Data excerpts
━━━━

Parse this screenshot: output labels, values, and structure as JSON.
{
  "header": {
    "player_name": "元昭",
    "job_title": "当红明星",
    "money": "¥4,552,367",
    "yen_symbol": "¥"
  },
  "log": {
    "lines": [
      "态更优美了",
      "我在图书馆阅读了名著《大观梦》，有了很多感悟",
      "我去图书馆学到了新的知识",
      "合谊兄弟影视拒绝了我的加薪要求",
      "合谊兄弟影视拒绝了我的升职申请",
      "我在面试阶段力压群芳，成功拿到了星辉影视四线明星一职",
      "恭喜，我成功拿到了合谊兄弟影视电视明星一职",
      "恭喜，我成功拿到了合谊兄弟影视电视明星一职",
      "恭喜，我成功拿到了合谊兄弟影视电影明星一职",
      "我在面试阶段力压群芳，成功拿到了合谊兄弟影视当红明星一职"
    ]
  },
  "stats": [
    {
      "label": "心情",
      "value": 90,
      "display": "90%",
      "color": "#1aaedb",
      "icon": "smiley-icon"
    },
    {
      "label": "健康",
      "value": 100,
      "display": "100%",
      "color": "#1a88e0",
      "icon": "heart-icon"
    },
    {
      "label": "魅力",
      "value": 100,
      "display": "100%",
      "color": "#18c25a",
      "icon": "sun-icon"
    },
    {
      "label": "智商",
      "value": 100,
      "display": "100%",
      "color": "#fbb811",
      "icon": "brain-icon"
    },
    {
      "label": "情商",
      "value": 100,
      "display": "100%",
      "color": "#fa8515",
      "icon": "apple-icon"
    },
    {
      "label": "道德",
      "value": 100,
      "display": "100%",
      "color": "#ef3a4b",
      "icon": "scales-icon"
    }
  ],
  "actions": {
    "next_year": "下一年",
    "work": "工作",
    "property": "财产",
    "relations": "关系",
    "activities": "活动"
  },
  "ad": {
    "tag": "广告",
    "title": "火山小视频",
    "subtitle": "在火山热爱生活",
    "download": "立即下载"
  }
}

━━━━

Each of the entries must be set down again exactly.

Parse this screenshot: output labels, values, and structure as JSON.
{
  "header": {
    "player_name": "元昭",
    "job_title": "当红明星",
    "money": "¥4,552,367",
    "yen_symbol": "¥"
  },
  "log": {
    "lines": [
      "态更优美了",
      "我在图书馆阅读了名著《大观梦》，有了很多感悟",
      "我去图书馆学到了新的知识",
      "合谊兄弟影视拒绝了我的加薪要求",
      "合谊兄弟影视拒绝了我的升职申请",
      "我在面试阶段力压群芳，成功拿到了星辉影视四线明星一职",
      "恭喜，我成功拿到了合谊兄弟影视电视明星一职",
      "恭喜，我成功拿到了合谊兄弟影视电视明星一职",
      "恭喜，我成功拿到了合谊兄弟影视电影明星一职",
      "我在面试阶段力压群芳，成功拿到了合谊兄弟影视当红明星一职"
    ]
  },
  "stats": [
    {
      "label": "心情",
      "value": 90,
      "display": "90%",
      "color": "#1aaedb",
      "icon": "smiley-icon"
    },
    {
      "label": "健康",
      "value": 100,
      "display": "100%",
      "color": "#1a88e0",
      "icon": "heart-icon"
    },
    {
      "label": "魅力",
      "value": 100,
      "display": "100%",
      "color": "#18c25a",
      "icon": "sun-icon"
    },
    {
      "label": "智商",
      "value": 100,
      "display": "100%",
      "color": "#fbb811",
      "icon": "brain-icon"
    },
    {
      "label": "情商",
      "value": 100,
      "display": "100%",
      "color": "#fa8515",
      "icon": "apple-icon"
    },
    {
      "label": "道德",
      "value": 100,
      "display": "100%",
      "color": "#ef3a4b",
      "icon": "scales-icon"
    }
  ],
  "actions": {
    "next_year": "下一年",
    "work": "工作",
    "property": "财产",
    "relations": "关系",
    "activities": "活动"
  },
  "ad": {
    "tag": "广告",
    "title": "火山小视频",
    "subtitle": "在火山热爱生活",
    "download": "立即下载"
  }
}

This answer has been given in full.